Loughmore cemetery developed around the old pre-Reformation Abbey Church.  The cemetery has been expanded on two occasions in modern times.


The cemetery in Templeree likewise developed around the old church there.  There is also a small cemetery in Killahara which was associated with the former Church of Ireland church.


An examination of gravestones in Loughmore yields interesting insights into life and death in former times.  The earliest gravestones date back to 1643 and 1644.  This is over three decades prior the enactment of the 1679 penal law forbidding burials in suppressed abbeys unless these were used for service by the Established Church.


During the succeeding century there are only two dated headstones in Loughmore cemetery.  Both belonged to gentry families who could afford to ignore the law.


With the repeal of the 1679 law in 1824, Catholics could be buried in suppressed abbeys provided written permission was procured from the Church of Ireland minister.

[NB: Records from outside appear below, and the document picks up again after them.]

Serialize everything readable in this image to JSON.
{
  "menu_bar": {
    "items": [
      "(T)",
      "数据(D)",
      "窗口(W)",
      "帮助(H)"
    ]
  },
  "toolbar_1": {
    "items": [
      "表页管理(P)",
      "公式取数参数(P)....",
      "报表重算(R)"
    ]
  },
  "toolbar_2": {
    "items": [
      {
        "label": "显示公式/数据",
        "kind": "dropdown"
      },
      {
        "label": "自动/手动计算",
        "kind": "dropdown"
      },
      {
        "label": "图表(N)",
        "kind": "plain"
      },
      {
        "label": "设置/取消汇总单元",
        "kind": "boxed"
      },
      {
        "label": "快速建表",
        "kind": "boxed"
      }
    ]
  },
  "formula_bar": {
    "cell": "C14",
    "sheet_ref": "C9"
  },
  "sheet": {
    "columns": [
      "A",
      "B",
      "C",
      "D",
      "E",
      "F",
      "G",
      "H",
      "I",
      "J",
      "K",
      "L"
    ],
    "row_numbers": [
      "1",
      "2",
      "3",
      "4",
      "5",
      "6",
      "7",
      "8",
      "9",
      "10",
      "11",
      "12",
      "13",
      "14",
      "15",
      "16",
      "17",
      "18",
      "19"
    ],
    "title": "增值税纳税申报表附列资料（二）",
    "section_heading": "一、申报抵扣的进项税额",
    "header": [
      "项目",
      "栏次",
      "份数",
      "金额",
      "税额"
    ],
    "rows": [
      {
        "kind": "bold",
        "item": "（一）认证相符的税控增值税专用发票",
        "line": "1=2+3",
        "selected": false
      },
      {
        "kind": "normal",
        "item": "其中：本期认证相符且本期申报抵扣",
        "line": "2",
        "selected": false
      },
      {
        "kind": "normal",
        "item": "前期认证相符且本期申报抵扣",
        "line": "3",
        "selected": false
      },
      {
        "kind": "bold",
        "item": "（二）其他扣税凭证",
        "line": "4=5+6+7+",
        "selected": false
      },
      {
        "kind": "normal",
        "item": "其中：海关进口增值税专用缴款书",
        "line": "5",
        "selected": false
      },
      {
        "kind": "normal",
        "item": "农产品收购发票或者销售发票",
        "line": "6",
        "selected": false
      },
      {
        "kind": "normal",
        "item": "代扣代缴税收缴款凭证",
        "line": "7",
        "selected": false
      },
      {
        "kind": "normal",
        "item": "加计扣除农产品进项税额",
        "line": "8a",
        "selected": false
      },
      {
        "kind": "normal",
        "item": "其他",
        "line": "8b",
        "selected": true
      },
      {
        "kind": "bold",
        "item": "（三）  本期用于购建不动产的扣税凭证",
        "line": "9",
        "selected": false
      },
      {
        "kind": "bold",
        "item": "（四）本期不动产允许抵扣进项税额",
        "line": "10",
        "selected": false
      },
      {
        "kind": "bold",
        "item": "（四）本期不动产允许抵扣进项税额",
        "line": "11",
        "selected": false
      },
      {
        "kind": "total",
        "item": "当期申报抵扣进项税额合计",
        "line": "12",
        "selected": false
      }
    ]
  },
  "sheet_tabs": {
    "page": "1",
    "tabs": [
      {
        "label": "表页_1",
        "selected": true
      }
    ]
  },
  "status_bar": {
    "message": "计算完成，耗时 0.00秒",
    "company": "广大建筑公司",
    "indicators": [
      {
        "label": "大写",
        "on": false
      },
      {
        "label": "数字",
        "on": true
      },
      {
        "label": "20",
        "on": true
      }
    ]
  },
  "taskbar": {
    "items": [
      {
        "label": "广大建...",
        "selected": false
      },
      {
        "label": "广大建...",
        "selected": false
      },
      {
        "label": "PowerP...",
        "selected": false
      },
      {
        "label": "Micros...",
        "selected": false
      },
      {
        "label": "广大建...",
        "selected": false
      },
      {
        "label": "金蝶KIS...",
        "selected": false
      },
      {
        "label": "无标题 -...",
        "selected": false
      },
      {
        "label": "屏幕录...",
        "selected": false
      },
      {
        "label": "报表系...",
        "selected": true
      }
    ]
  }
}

It is clear that the great majority of people were buried in unmarked graves until relatively recent times.  During the period 1798-1824 over 1,460 people died in Loughmore.  Only 7% of these are named on tombstones.  While tombstone inscriptions became more frequent thereafter, the great majority of poor people in the past lived and died leaving no trace other than the single lines in parish registers recording their baptisms and marriages.